Coronary artery bypass graft (CABG)
Also called a heart bypass, this treatment is used for more serious blockages of your coronary arteries. It involves redirecting blood flow from your blocked artery to your heart muscle using an artery from another part of your body.
To check if this treatment is appropriate for you, a coronary angiogram will first be performed.
A coronary artery bypass graft is performed while your heart continues to pump blood by itself, ie a heart-lung machine is not needed.
If your heart is severely damaged and medications are therefore not effective, or you have heart failure, you may need a heart transplant. This involves replacing your damaged heart with a healthy donor heart.
Reducing your blood pressure and cholesterol levels will help reduce your risk of coronary heart disease and consequently your risk of a stroke or a heart attack. You can help do this by:
If you have diabetes, it is also important to control your blood sugar levels by taking any prescribed medication, regularly exercising and maintaining a healthy weight and blood pressure. If you have diabetes, your blood pressure level should ideally be below 130/80mmHg.
If you are taking any prescribed medications for other health conditions, make sure you take them as instructed by your doctor and do not stop taking your medication without first speaking to your doctor.
What is the first stage of coronary heart disease?
Coronary heart disease is often diagnosed before any symptoms become apparent. However, you may start to notice that during physical activity, you become breathless and feel pain or discomfort in your chest that may feel like indigestion.
How long can you live with coronary heart disease?
Coronary heart disease is a lifelong condition. With treatment and lifestyle changes you can live a long life.
What are four types of heart diseases?

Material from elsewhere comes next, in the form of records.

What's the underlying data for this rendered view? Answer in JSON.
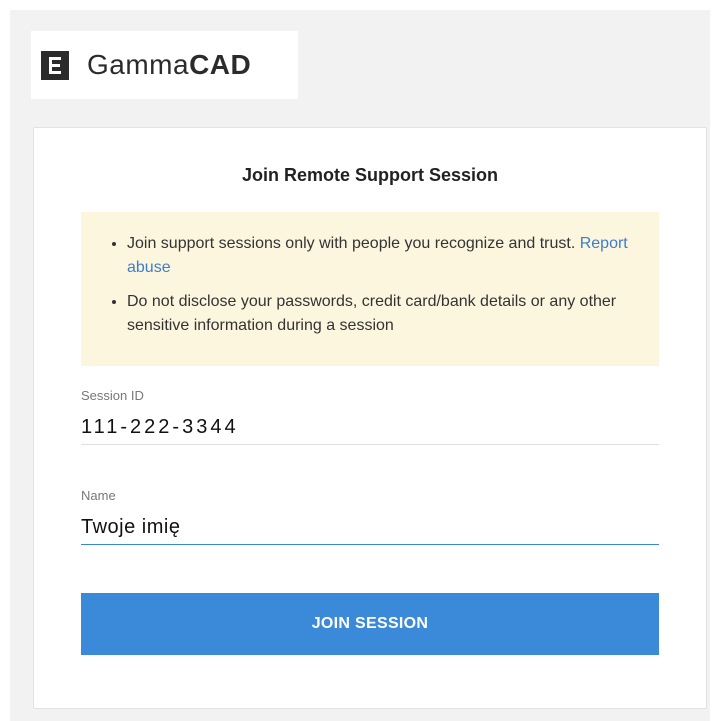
{
  "brand": {
    "logo_icon": "gammacad-logo-icon",
    "name_light": "Gamma",
    "name_bold": "CAD"
  },
  "card": {
    "title": "Join Remote Support Session"
  },
  "notice": {
    "item1_text": "Join support sessions only with people you recognize and trust.",
    "item1_link": "Report abuse",
    "item2_text": "Do not disclose your passwords, credit card/bank details or any other sensitive information during a session"
  },
  "form": {
    "session_id": {
      "label": "Session ID",
      "value": "111-222-3344"
    },
    "name": {
      "label": "Name",
      "value": "Twoje imię"
    },
    "submit_label": "JOIN SESSION"
  },
  "colors": {
    "accent": "#3b8ad9",
    "link": "#3a7fcf",
    "notice_bg": "#fcf6df"
  }
}
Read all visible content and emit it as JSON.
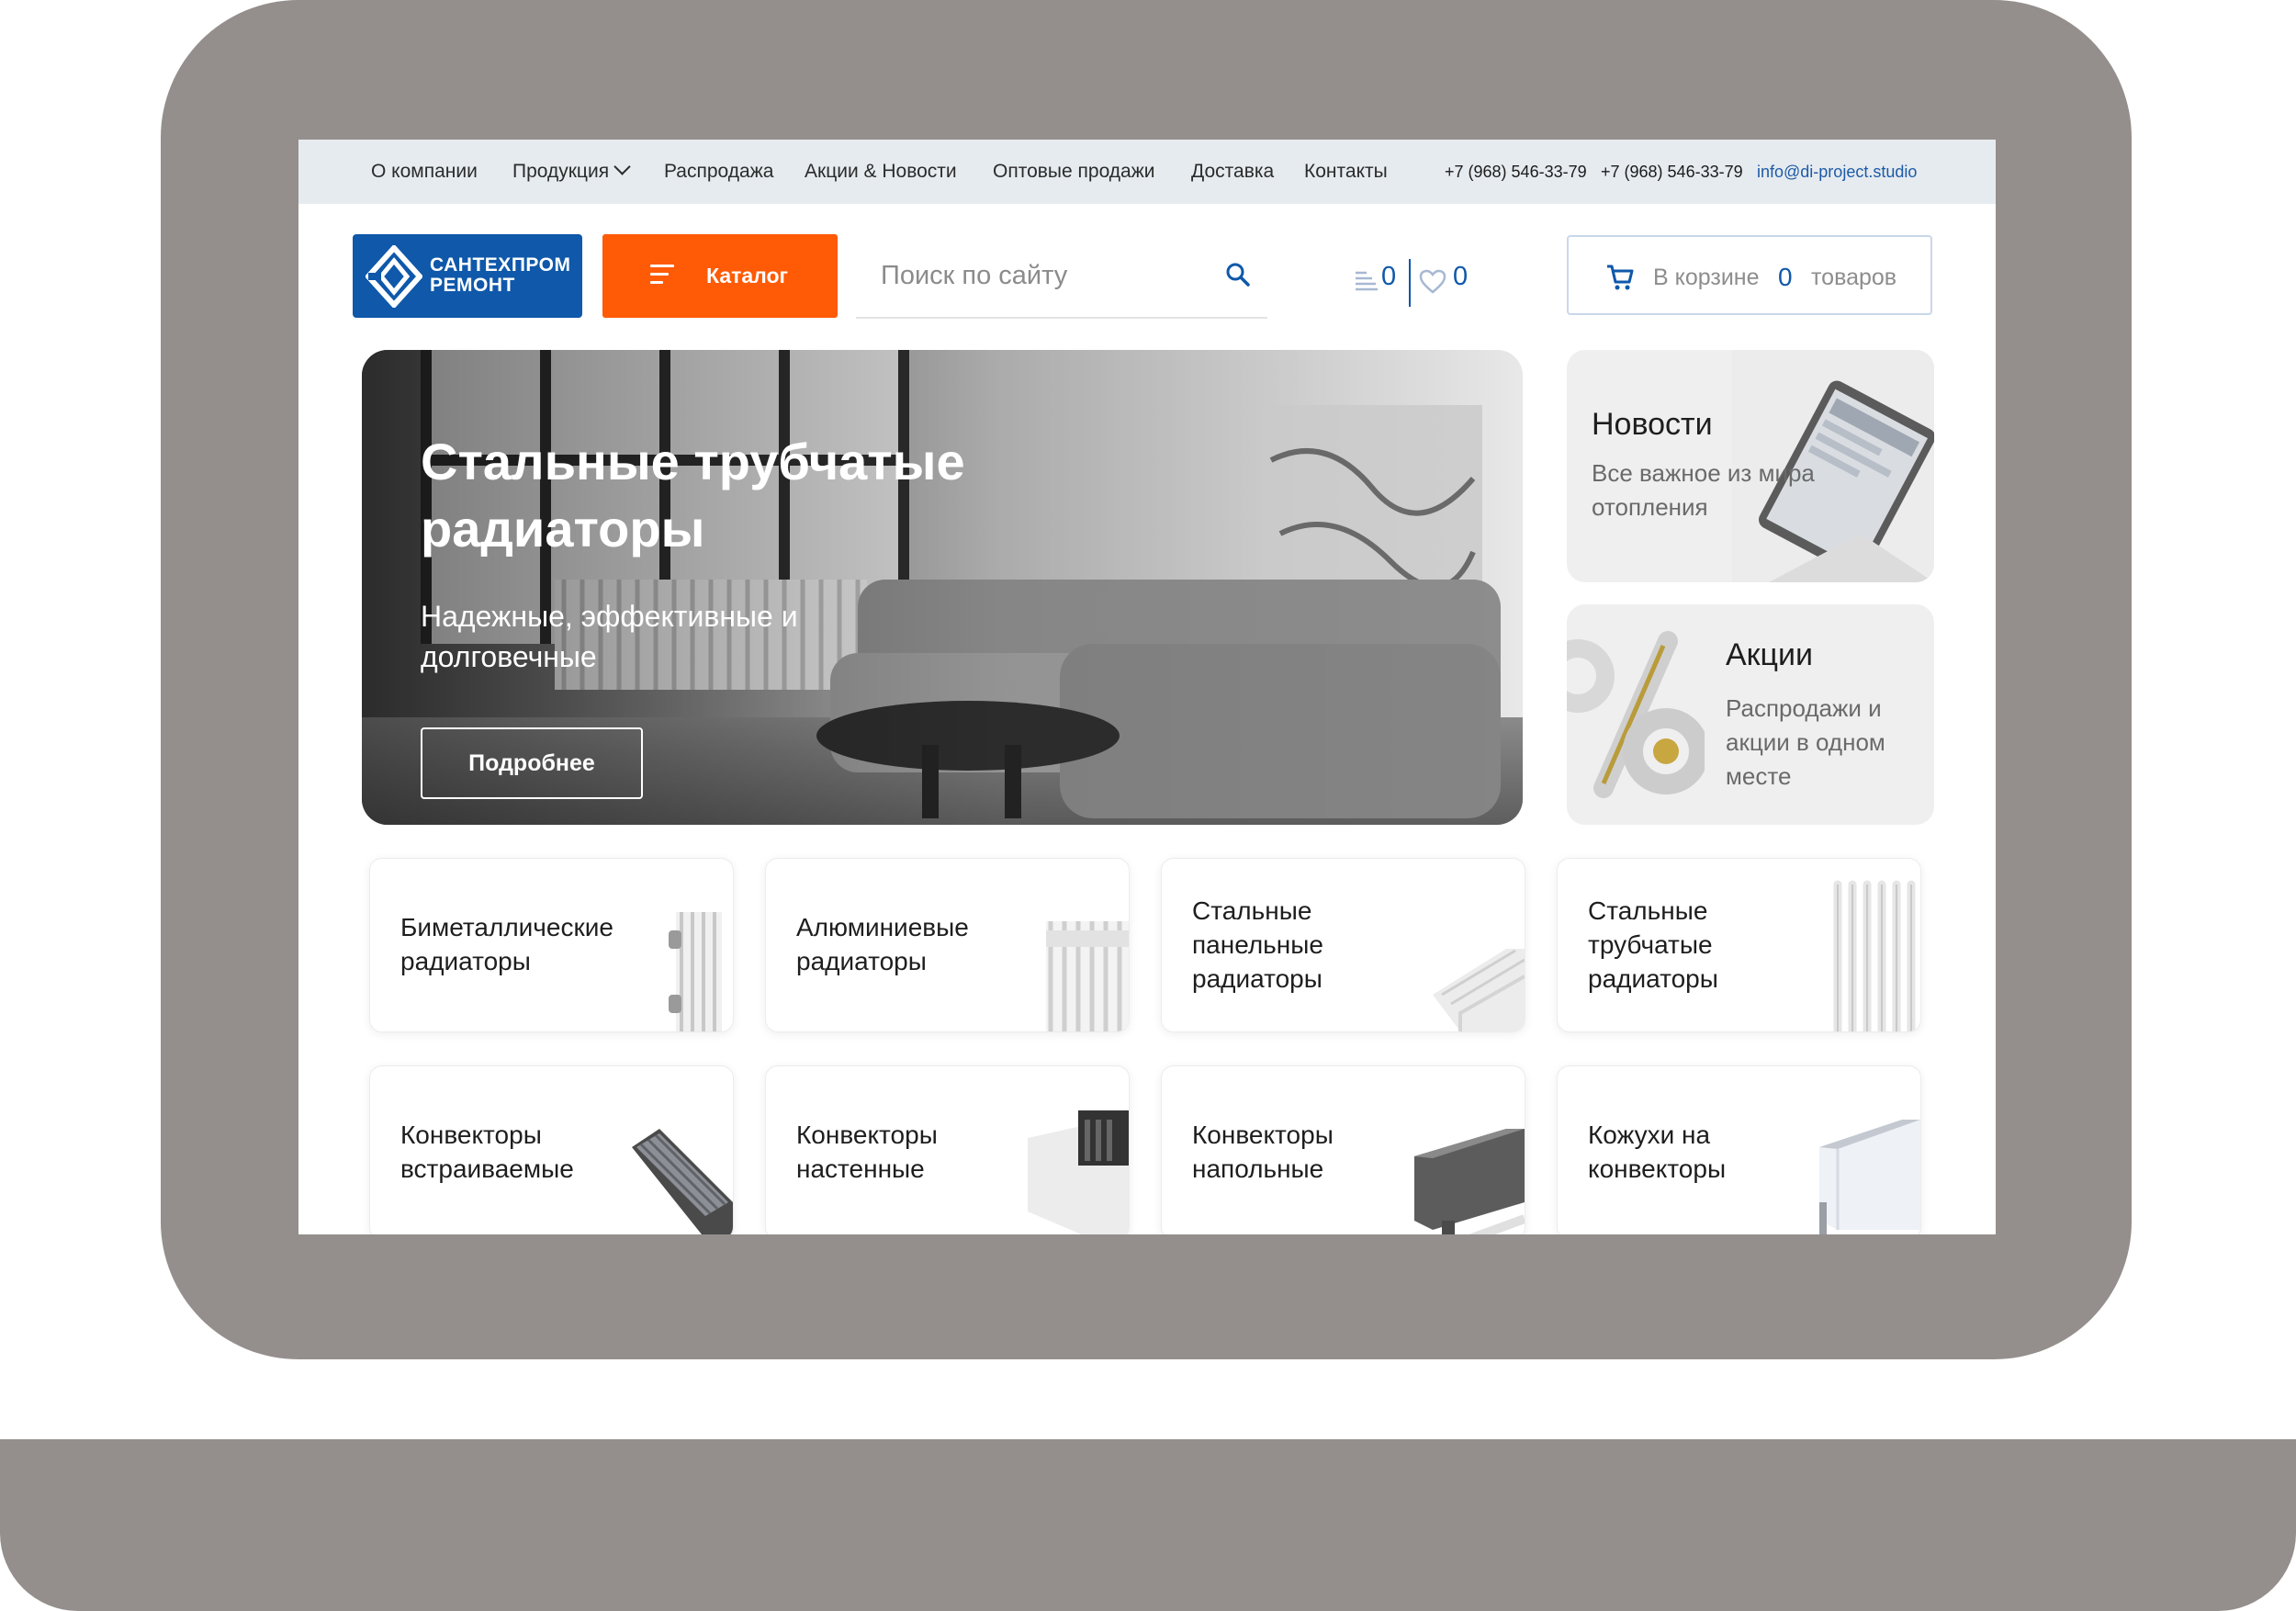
{
  "nav": {
    "items": [
      "О компании",
      "Продукция",
      "Распродажа",
      "Акции & Новости",
      "Оптовые продажи",
      "Доставка",
      "Контакты"
    ],
    "phone_1": "+7 (968) 546-33-79",
    "phone_2": "+7 (968) 546-33-79",
    "email": "info@di-project.studio"
  },
  "header": {
    "logo_line_1": "САНТЕХПРОМ",
    "logo_line_2": "РЕМОНТ",
    "catalog_label": "Каталог",
    "search_placeholder": "Поиск по сайту",
    "compare_count": "0",
    "favorites_count": "0",
    "cart": {
      "prefix": "В корзине",
      "count": "0",
      "suffix": "товаров"
    }
  },
  "hero": {
    "title": "Стальные трубчатые радиаторы",
    "subtitle": "Надежные, эффективные и долговечные",
    "button_label": "Подробнее"
  },
  "side_cards": [
    {
      "title": "Новости",
      "description": "Все важное из мира отопления"
    },
    {
      "title": "Акции",
      "description": "Распродажи и акции в одном месте"
    }
  ],
  "categories": [
    {
      "name": "Биметаллические радиаторы",
      "image": "bimetal-radiator"
    },
    {
      "name": "Алюминиевые радиаторы",
      "image": "aluminium-radiator"
    },
    {
      "name": "Стальные панельные радиаторы",
      "image": "panel-radiator"
    },
    {
      "name": "Стальные трубчатые радиаторы",
      "image": "tubular-radiator"
    },
    {
      "name": "Конвекторы встраиваемые",
      "image": "floor-convector"
    },
    {
      "name": "Конвекторы настенные",
      "image": "wall-convector"
    },
    {
      "name": "Конвекторы напольные",
      "image": "standing-convector"
    },
    {
      "name": "Кожухи на конвекторы",
      "image": "convector-cover"
    }
  ],
  "colors": {
    "brand_blue": "#0f58aa",
    "accent_orange": "#ff5a05",
    "topbar_bg": "#e6ebef",
    "frame_gray": "#948f8c"
  }
}
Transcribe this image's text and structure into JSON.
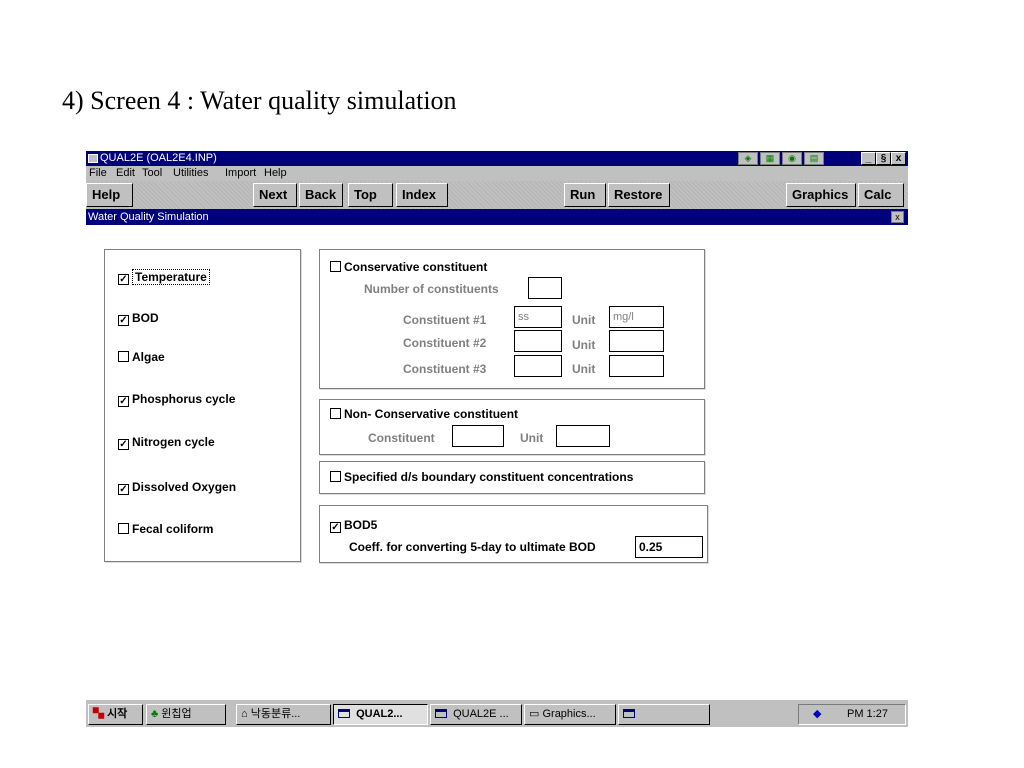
{
  "slide": {
    "title": "4) Screen 4 : Water quality simulation"
  },
  "window": {
    "title": "QUAL2E (OAL2E4.INP)",
    "tray_icons": [
      "map-icon",
      "grid-icon",
      "chart-icon",
      "file-icon"
    ],
    "controls": [
      "_",
      "§",
      "x"
    ]
  },
  "menu": [
    {
      "label": "File"
    },
    {
      "label": "Edit"
    },
    {
      "label": "Tool"
    },
    {
      "label": "Utilities"
    },
    {
      "label": "Import"
    },
    {
      "label": "Help"
    }
  ],
  "toolbar": {
    "help": "Help",
    "next": "Next",
    "back": "Back",
    "top": "Top",
    "index": "Index",
    "run": "Run",
    "restore": "Restore",
    "graphics": "Graphics",
    "calc": "Calc"
  },
  "subwindow": {
    "title": "Water Quality Simulation",
    "close": "x"
  },
  "left_panel": {
    "items": [
      {
        "label": "Temperature",
        "checked": true
      },
      {
        "label": "BOD",
        "checked": true
      },
      {
        "label": "Algae",
        "checked": false
      },
      {
        "label": "Phosphorus cycle",
        "checked": true
      },
      {
        "label": "Nitrogen cycle",
        "checked": true
      },
      {
        "label": "Dissolved Oxygen",
        "checked": true
      },
      {
        "label": "Fecal coliform",
        "checked": false
      }
    ]
  },
  "conservative": {
    "label": "Conservative constituent",
    "checked": false,
    "number_label": "Number of constituents",
    "number_value": "",
    "constituents": [
      {
        "label": "Constituent #1",
        "value": "ss",
        "unit_label": "Unit",
        "unit_value": "mg/l"
      },
      {
        "label": "Constituent #2",
        "value": "",
        "unit_label": "Unit",
        "unit_value": ""
      },
      {
        "label": "Constituent #3",
        "value": "",
        "unit_label": "Unit",
        "unit_value": ""
      }
    ]
  },
  "non_conservative": {
    "label": "Non- Conservative constituent",
    "checked": false,
    "constituent_label": "Constituent",
    "constituent_value": "",
    "unit_label": "Unit",
    "unit_value": ""
  },
  "boundary": {
    "label": "Specified d/s boundary constituent concentrations",
    "checked": false
  },
  "bod5": {
    "label": "BOD5",
    "checked": true,
    "coeff_label": "Coeff. for converting 5-day to ultimate BOD",
    "coeff_value": "0.25"
  },
  "check_mark": "✓",
  "taskbar": {
    "start": "시작",
    "buttons": [
      {
        "label": "윈칩업"
      },
      {
        "label": "낙동분류..."
      },
      {
        "label": "QUAL2...",
        "active": true
      },
      {
        "label": "QUAL2E ..."
      },
      {
        "label": "Graphics..."
      },
      {
        "label": ""
      }
    ],
    "clock": "PM 1:27"
  }
}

The four main types of heart disease, also known as cardiovascular disease, are coronary heart disease, strokes and mini-strokes, peripheral artery disease and aortic disease.
Is coronary heart disease curable?
Coronary heart disease can’t be completely cured but with lifestyle changes, medication and if needed, surgery, you can significantly improve your symptoms and heart function.
Does coronary artery disease ever go away?
No, coronary artery disease is a lifelong condition. But you can still lead a full life with treatment and lifestyle changes.
Does apple cider vinegar clean arteries?
No, drinking apple cider vinegar will not clean your arteries.
What are the signs of an unhealthy heart?
An unhealthy heart eg a heart affected by coronary heart disease may not cause any obvious symptoms. However, you may experience chest pain and breathlessness when you engage in physical activity or are stressed. You may also experience cramping, indigestion, heartburn, nausea, sweating, weakness, feeling faint and/or pain throughout your body.
What qualifies as heart disease?
Heart disease, or coronary heart disease, is defined as a narrowing of the coronary arteries that is pathological ie more than in a healthy individual. This can be determined using an angiogram, cardiac CT scan or MRI scan of your heart.